> **INSTRUCTIONS TO FOLLOW**: Reply only with how many lines in these entries hold the string "this".

> **EXTRACTED ENTRIES**:
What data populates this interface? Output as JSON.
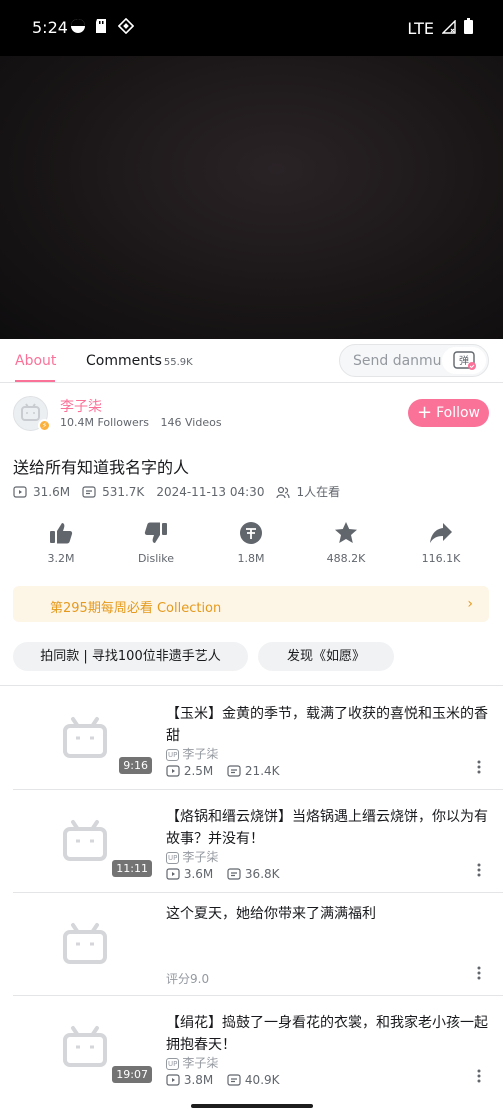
{
  "status_bar": {
    "time": "5:24",
    "network": "LTE"
  },
  "tabs": [
    {
      "label": "About"
    },
    {
      "label": "Comments",
      "count": "55.9K"
    }
  ],
  "danmu": {
    "placeholder": "Send danmu",
    "button": "弹"
  },
  "uploader": {
    "name": "李子柒",
    "followers": "10.4M Followers",
    "videos": "146 Videos",
    "follow_label": "Follow",
    "follow_plus": "+"
  },
  "video": {
    "title": "送给所有知道我名字的人",
    "views": "31.6M",
    "danmaku": "531.7K",
    "datetime": "2024-11-13 04:30",
    "watching": "1人在看"
  },
  "actions": [
    {
      "icon": "like-icon",
      "label": "3.2M"
    },
    {
      "icon": "dislike-icon",
      "label": "Dislike"
    },
    {
      "icon": "coin-icon",
      "label": "1.8M"
    },
    {
      "icon": "star-icon",
      "label": "488.2K"
    },
    {
      "icon": "share-icon",
      "label": "116.1K"
    }
  ],
  "collection": {
    "text": "第295期每周必看 Collection",
    "arrow": "›"
  },
  "chips": [
    {
      "label": "拍同款 | 寻找100位非遗手艺人"
    },
    {
      "label": "发现《如愿》"
    }
  ],
  "recommendations": [
    {
      "title": "【玉米】金黄的季节，载满了收获的喜悦和玉米的香甜",
      "duration": "9:16",
      "uploader": "李子柒",
      "views": "2.5M",
      "danmaku": "21.4K"
    },
    {
      "title": "【烙锅和缙云烧饼】当烙锅遇上缙云烧饼，你以为有故事？并没有！",
      "duration": "11:11",
      "uploader": "李子柒",
      "views": "3.6M",
      "danmaku": "36.8K"
    },
    {
      "title": "这个夏天，她给你带来了满满福利",
      "score": "评分9.0"
    },
    {
      "title": "【绢花】捣鼓了一身看花的衣裳，和我家老小孩一起拥抱春天！",
      "duration": "19:07",
      "uploader": "李子柒",
      "views": "3.8M",
      "danmaku": "40.9K"
    }
  ],
  "colors": {
    "accent": "#fb7299",
    "collection_bg": "#fdf5e6",
    "collection_text": "#e59a1c"
  }
}
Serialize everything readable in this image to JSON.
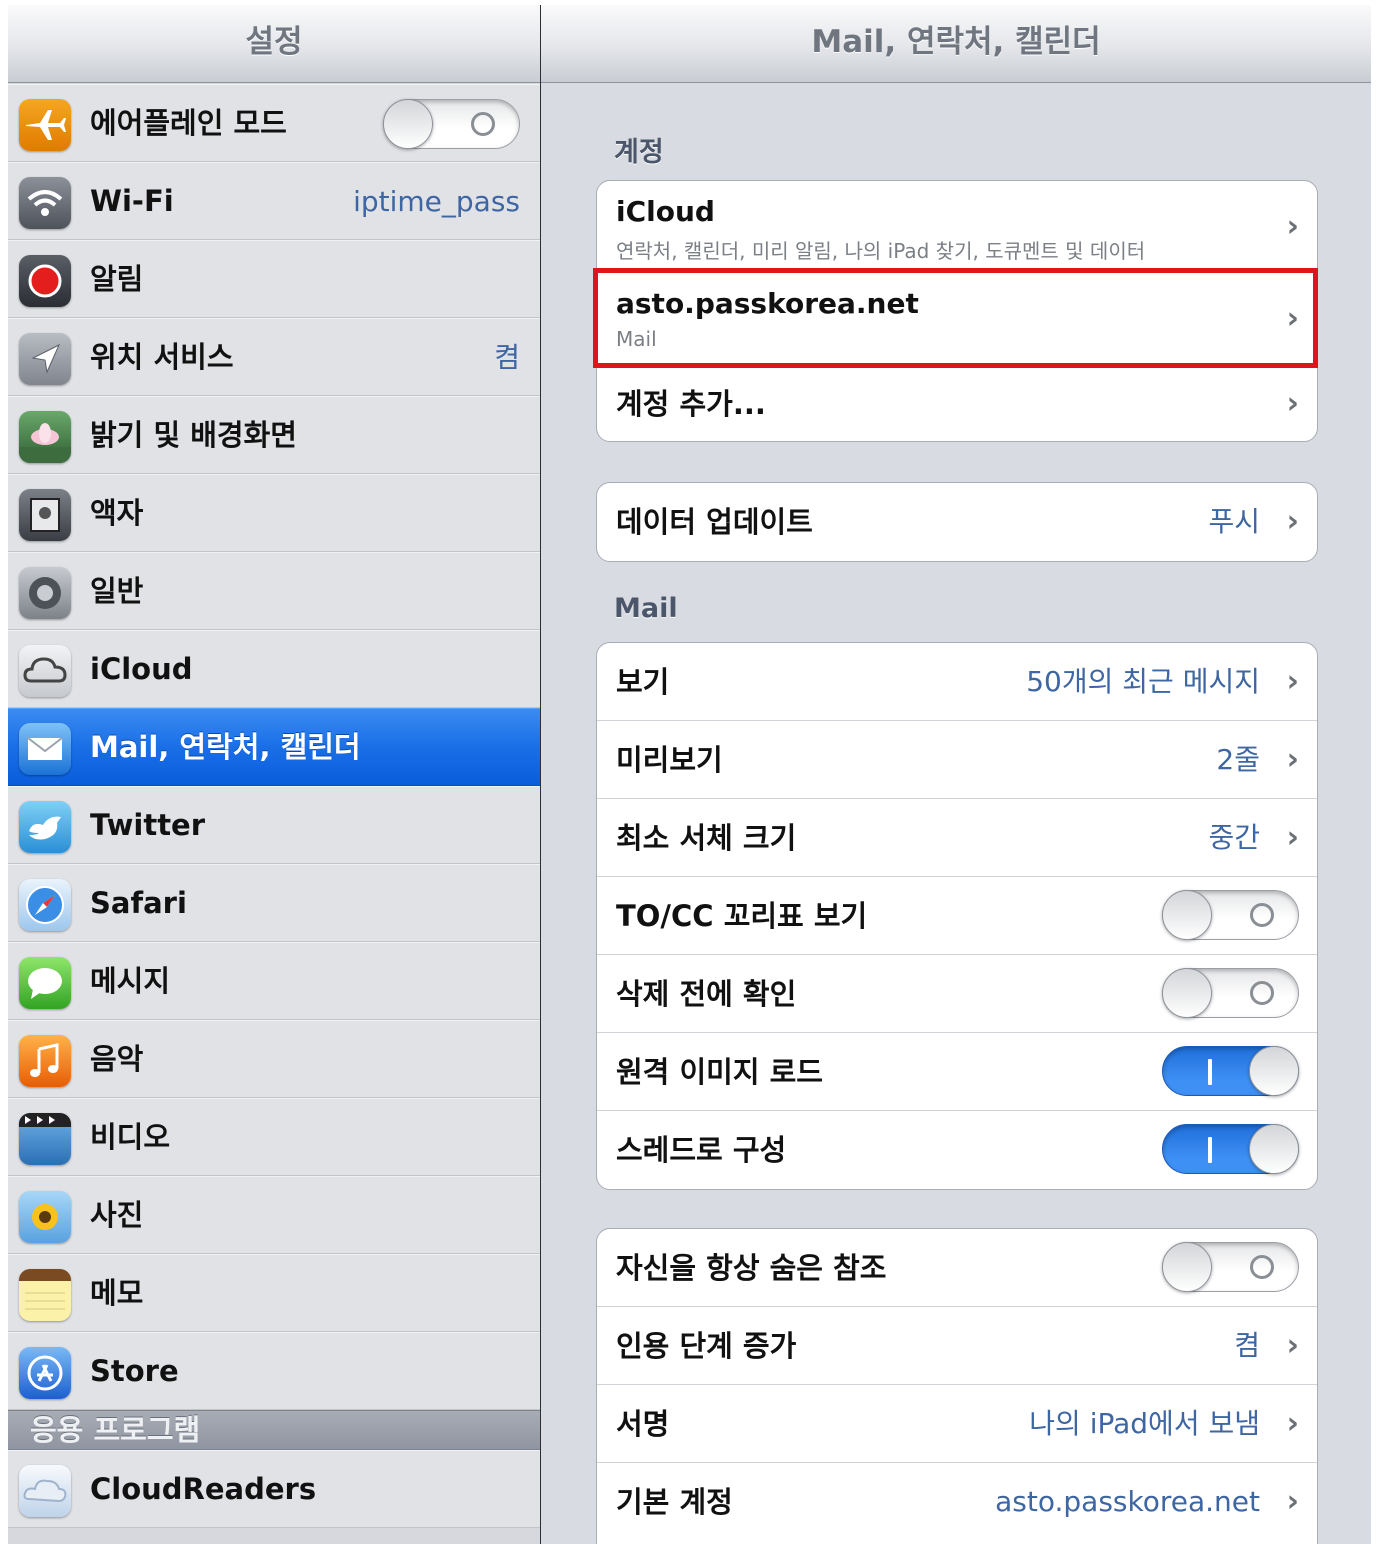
{
  "sidebar": {
    "title": "설정",
    "items": [
      {
        "label": "에어플레인 모드",
        "icon": "airplane-icon",
        "switch": "off"
      },
      {
        "label": "Wi-Fi",
        "value": "iptime_pass",
        "icon": "wifi-icon"
      },
      {
        "label": "알림",
        "icon": "notifications-icon"
      },
      {
        "label": "위치 서비스",
        "value": "켬",
        "icon": "location-icon"
      },
      {
        "label": "밝기 및 배경화면",
        "icon": "wallpaper-icon"
      },
      {
        "label": "액자",
        "icon": "picture-frame-icon"
      },
      {
        "label": "일반",
        "icon": "gear-icon"
      },
      {
        "label": "iCloud",
        "icon": "icloud-icon"
      },
      {
        "label": "Mail, 연락처, 캘린더",
        "icon": "mail-icon",
        "selected": true
      },
      {
        "label": "Twitter",
        "icon": "twitter-icon"
      },
      {
        "label": "Safari",
        "icon": "safari-icon"
      },
      {
        "label": "메시지",
        "icon": "messages-icon"
      },
      {
        "label": "음악",
        "icon": "music-icon"
      },
      {
        "label": "비디오",
        "icon": "video-icon"
      },
      {
        "label": "사진",
        "icon": "photos-icon"
      },
      {
        "label": "메모",
        "icon": "notes-icon"
      },
      {
        "label": "Store",
        "icon": "app-store-icon"
      }
    ],
    "apps_section": "응용 프로그램",
    "apps": [
      {
        "label": "CloudReaders",
        "icon": "cloudreaders-icon"
      }
    ]
  },
  "detail": {
    "title": "Mail, 연락처, 캘린더",
    "accounts_header": "계정",
    "accounts": [
      {
        "title": "iCloud",
        "subtitle": "연락처, 캘린더, 미리 알림, 나의 iPad 찾기, 도큐멘트 및 데이터"
      },
      {
        "title": "asto.passkorea.net",
        "subtitle": "Mail"
      }
    ],
    "add_account": "계정 추가...",
    "fetch": {
      "label": "데이터 업데이트",
      "value": "푸시"
    },
    "mail_header": "Mail",
    "mail_rows": [
      {
        "label": "보기",
        "value": "50개의 최근 메시지"
      },
      {
        "label": "미리보기",
        "value": "2줄"
      },
      {
        "label": "최소 서체 크기",
        "value": "중간"
      },
      {
        "label": "TO/CC 꼬리표 보기",
        "switch": "off"
      },
      {
        "label": "삭제 전에 확인",
        "switch": "off"
      },
      {
        "label": "원격 이미지 로드",
        "switch": "on"
      },
      {
        "label": "스레드로 구성",
        "switch": "on"
      }
    ],
    "misc_rows": [
      {
        "label": "자신을 항상 숨은 참조",
        "switch": "off"
      },
      {
        "label": "인용 단계 증가",
        "value": "켬"
      },
      {
        "label": "서명",
        "value": "나의 iPad에서 보냄"
      },
      {
        "label": "기본 계정",
        "value": "asto.passkorea.net"
      }
    ]
  },
  "colors": {
    "accent_blue": "#1a6fe7",
    "value_blue": "#3e66a3",
    "highlight_red": "#e0141b"
  }
}
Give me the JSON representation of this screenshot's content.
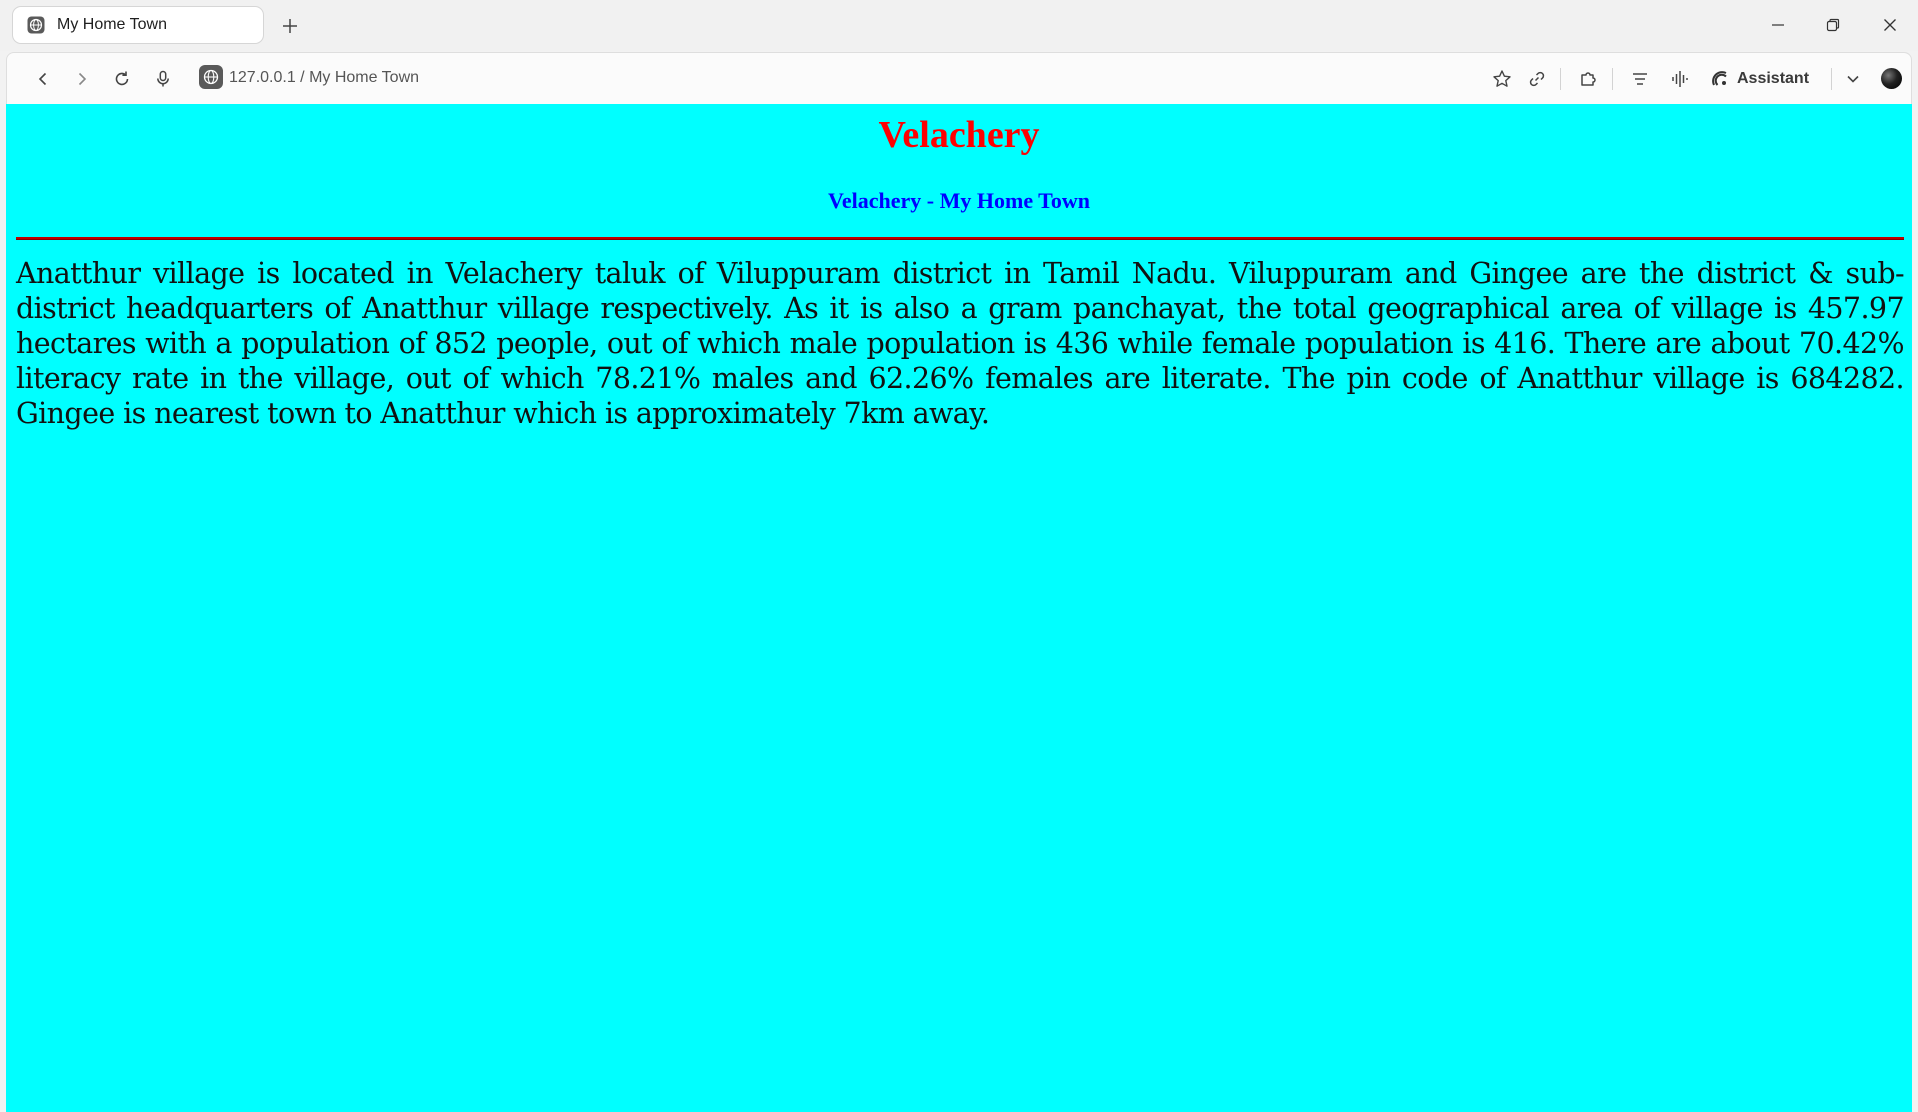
{
  "browser": {
    "tab": {
      "title": "My Home Town",
      "icon": "globe-icon"
    },
    "new_tab_icon": "plus-icon",
    "address": {
      "url": "127.0.0.1 / My Home Town",
      "site_icon": "globe-icon"
    },
    "assistant_label": "Assistant",
    "icons": [
      "back-icon",
      "forward-icon",
      "reload-icon",
      "microphone-icon",
      "star-icon",
      "link-icon",
      "extensions-icon",
      "reader-icon",
      "audio-icon",
      "assistant-icon",
      "chevron-down-icon",
      "profile-icon",
      "minimize-icon",
      "restore-icon",
      "close-icon"
    ]
  },
  "page": {
    "heading": "Velachery",
    "subheading": "Velachery - My Home Town",
    "paragraph": "Anatthur village is located in Velachery taluk of Viluppuram district in Tamil Nadu. Viluppuram and Gingee are the district & sub-district headquarters of Anatthur village respectively. As it is also a gram panchayat, the total geographical area of village is 457.97 hectares with a population of 852 people, out of which male population is 436 while female population is 416. There are about 70.42% literacy rate in the village, out of which 78.21% males and 62.26% females are literate. The pin code of Anatthur village is 684282. Gingee is nearest town to Anatthur which is approximately 7km away.",
    "colors": {
      "background": "#00ffff",
      "heading": "#ff0000",
      "subheading": "#0000ff",
      "rule": "#c00000"
    }
  }
}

> **RESPONSE**: 3